Put another way, why do we limp along under the burden of our failures and addictions and fears, while our churches go through the motion of faithfulness and see little of the fruit of righteousness?
Where are the Lord’s blessings in our lives and churches?
The problem is with us
The problem is not with Him. We are the problem.
He is willing. Jesus told the leper of Mark 1, “I am willing,” as He proceeded to do the unthinkable and touch the untouchable, thus making the man whole.
He is willing for you to be saved (see II Peter 3:9), willing to pour out Heaven’s gifts upon us (see Romans 8:32), willing to give to those who ask (Matthew 7:11).
We are the snag, the bottleneck, the problem.
Dr. John “Bud” Traylor tells of a college dorm where the water had stopped flowing through the pipes. As the plumber ran his lines, he made a discovery. A tadpole in the waterline had grown larger and larger until it filled a pipe and blocked the flow of the water. The plumber cleaned out the pipe, and the water flowed again.
We are the frog in the pipe.
The offending blockage is all our doing.
We simply do not want revival enough.
We want the fruits of revival. We would like to see lives changed, society transformed, schools safe and peaceful and joy-filled, homes reclaimed and marriages saved.
What we do not want is to have to pay the price to get these effects.
Honestly. If the Lord were to tell your church that by praying 2 hours a night for two weeks, a Heaven-sent revival would pervade the community unlike anything ever seen, I predict that half the congregation would yawn in His face and tell the pastor to get started with his prayer program. (I dare you to ask your congregation if this is true.)
We want the fruits without sowing the seed or cultivating the tender growth.
That’s why we do not have revival.
God refuses to arm a rebel.
Were the Lord to pour out blessings on a son or daughter living in open sin and rebellion, He would be violating His own will, endowing the rebel with resources to continue in wayward paths, and blessing the person attacking Him.
A longtime friend who had recently retired was invited to become pastor of a small church that would be “just right” for this time in his life. As he had preached there a number of times over the past months, the pastor knew of a problem within the congregation that needed confronting. He was assured by the deacon chair it would be dealt with if he became their pastor.
The problem? Two of the leaders of that church–a deacon and a woman in the choir–were living together as husband and wife but were not married. Scripture calls this fornication and God forbids it. Everyone in the community knew about this couple but no one had the courage to speak up. Oddly, the man and woman were outspoken in their Christianity and quick to judge others not doing their share around the church.

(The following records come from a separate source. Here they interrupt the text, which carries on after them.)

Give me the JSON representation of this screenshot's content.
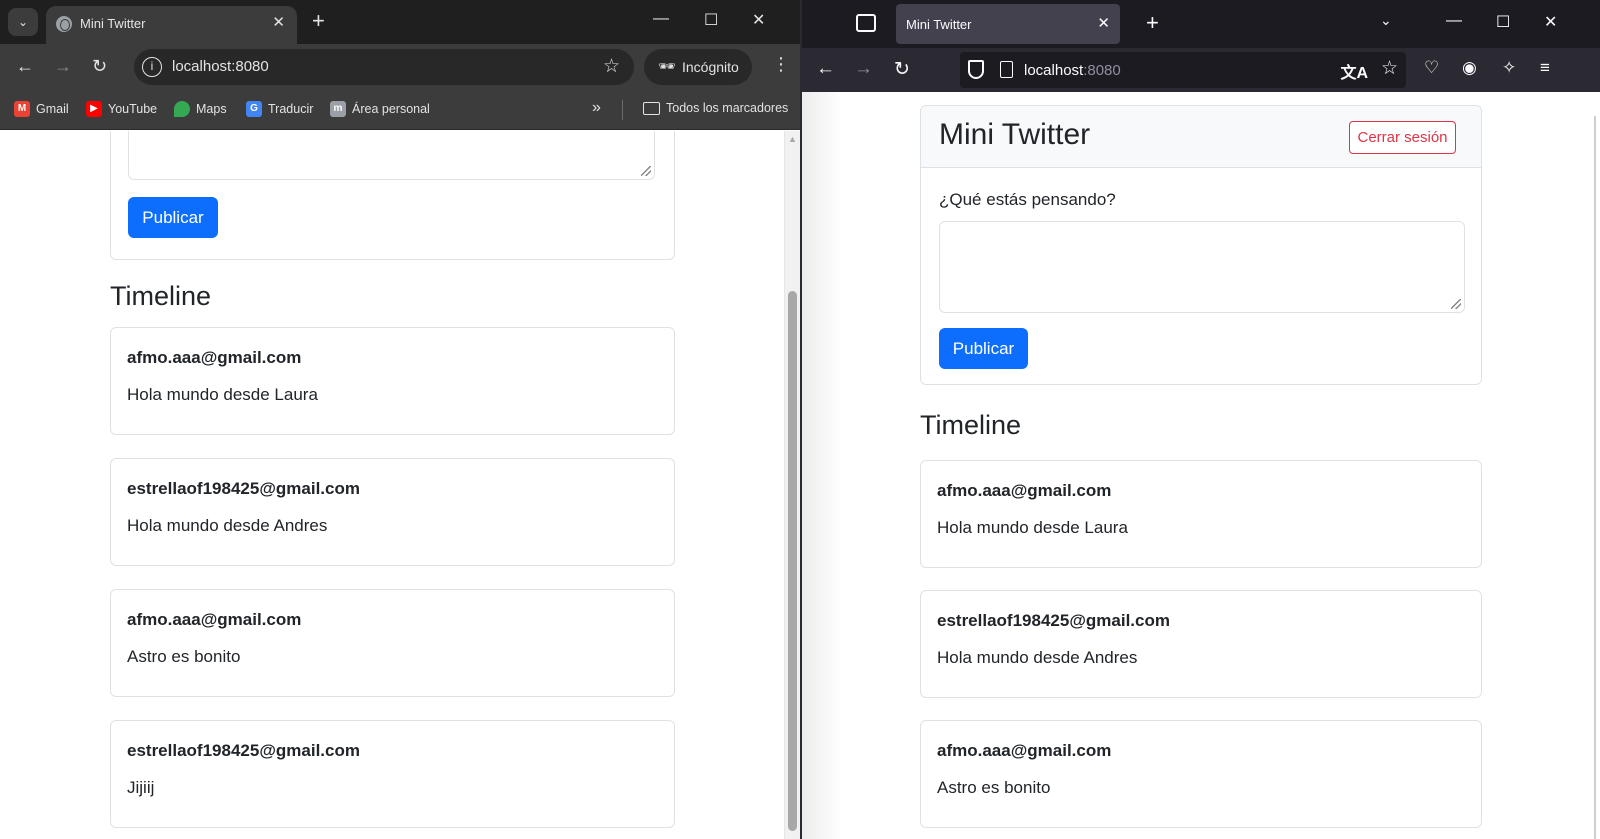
{
  "chrome": {
    "tab_title": "Mini Twitter",
    "url": "localhost:8080",
    "incognito_label": "Incógnito",
    "bookmarks": [
      {
        "label": "Gmail",
        "color": "#ea4335"
      },
      {
        "label": "YouTube",
        "color": "#ff0000"
      },
      {
        "label": "Maps",
        "color": "#34a853"
      },
      {
        "label": "Traducir",
        "color": "#4285f4"
      },
      {
        "label": "Área personal",
        "color": "#9aa0a6"
      }
    ],
    "all_bookmarks_label": "Todos los marcadores",
    "page": {
      "publish_label": "Publicar",
      "timeline_title": "Timeline",
      "posts": [
        {
          "author": "afmo.aaa@gmail.com",
          "text": "Hola mundo desde Laura"
        },
        {
          "author": "estrellaof198425@gmail.com",
          "text": "Hola mundo desde Andres"
        },
        {
          "author": "afmo.aaa@gmail.com",
          "text": "Astro es bonito"
        },
        {
          "author": "estrellaof198425@gmail.com",
          "text": "Jijiij"
        }
      ]
    }
  },
  "firefox": {
    "tab_title": "Mini Twitter",
    "url_host": "localhost",
    "url_port": ":8080",
    "page": {
      "brand": "Mini Twitter",
      "logout_label": "Cerrar sesión",
      "prompt_label": "¿Qué estás pensando?",
      "publish_label": "Publicar",
      "timeline_title": "Timeline",
      "posts": [
        {
          "author": "afmo.aaa@gmail.com",
          "text": "Hola mundo desde Laura"
        },
        {
          "author": "estrellaof198425@gmail.com",
          "text": "Hola mundo desde Andres"
        },
        {
          "author": "afmo.aaa@gmail.com",
          "text": "Astro es bonito"
        }
      ]
    }
  },
  "colors": {
    "primary": "#0d6efd",
    "danger": "#dc3545",
    "chrome_dark": "#3c3c3c",
    "firefox_dark": "#2b2a33"
  }
}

When it became obvious the deacons were not going to act, the pastor took it upon himself to speak to the couple. They were highly offended, the matter was quickly blown all out of proportion and the woman attacked the pastor verbally throughout the community. Church members, long accustomed to letting this Jezebel rule the roost, urged the pastor to leave well enough alone.

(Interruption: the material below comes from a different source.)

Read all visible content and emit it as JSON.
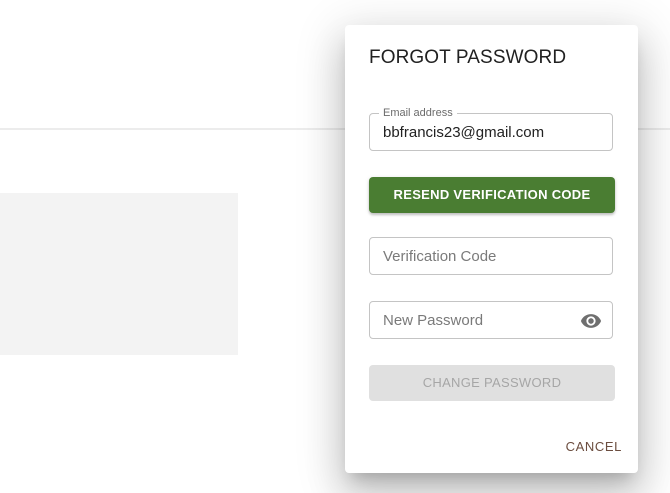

So, the pastor resigned and walked away.
The chairman of deacons admitted that “we’re all cowards.”
Revival tarries for that church and many another congregation that condones open sin among its leaders.

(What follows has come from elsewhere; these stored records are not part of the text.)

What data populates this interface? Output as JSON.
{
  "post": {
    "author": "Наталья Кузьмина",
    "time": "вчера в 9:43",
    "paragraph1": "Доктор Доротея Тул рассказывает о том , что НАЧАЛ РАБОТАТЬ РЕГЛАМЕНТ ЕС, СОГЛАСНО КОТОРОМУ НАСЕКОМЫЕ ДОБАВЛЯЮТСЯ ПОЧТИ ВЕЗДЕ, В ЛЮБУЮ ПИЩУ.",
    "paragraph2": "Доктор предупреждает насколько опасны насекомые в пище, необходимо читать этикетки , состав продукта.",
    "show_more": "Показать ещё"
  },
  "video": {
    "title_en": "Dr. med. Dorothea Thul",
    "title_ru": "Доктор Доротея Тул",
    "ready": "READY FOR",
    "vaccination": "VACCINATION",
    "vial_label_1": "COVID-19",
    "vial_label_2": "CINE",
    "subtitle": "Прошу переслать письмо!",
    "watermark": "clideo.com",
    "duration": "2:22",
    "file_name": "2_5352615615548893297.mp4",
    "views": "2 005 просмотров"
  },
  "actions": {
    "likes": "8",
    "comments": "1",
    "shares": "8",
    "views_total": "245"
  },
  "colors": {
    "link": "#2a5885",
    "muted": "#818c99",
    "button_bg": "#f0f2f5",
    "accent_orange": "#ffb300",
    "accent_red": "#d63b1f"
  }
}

The question for any pastor or church leader praying for revival is simply: “Do you really want what you are asking for?” Or perhaps “How badly do you want it?”
I’m recalling a time when I had been in rebellion against God. I’ll spare you the details. My prayers were so weak I could not even ask for God’s will. So, I did the only thing I knew to do: I said, “Lord, I’m not sure I want Thy will. But I want to want Thy will.” And with the door only that slightly ajar, He heard and answered and entered the room. I am eternally grateful.
Brethren, let us be found faithful.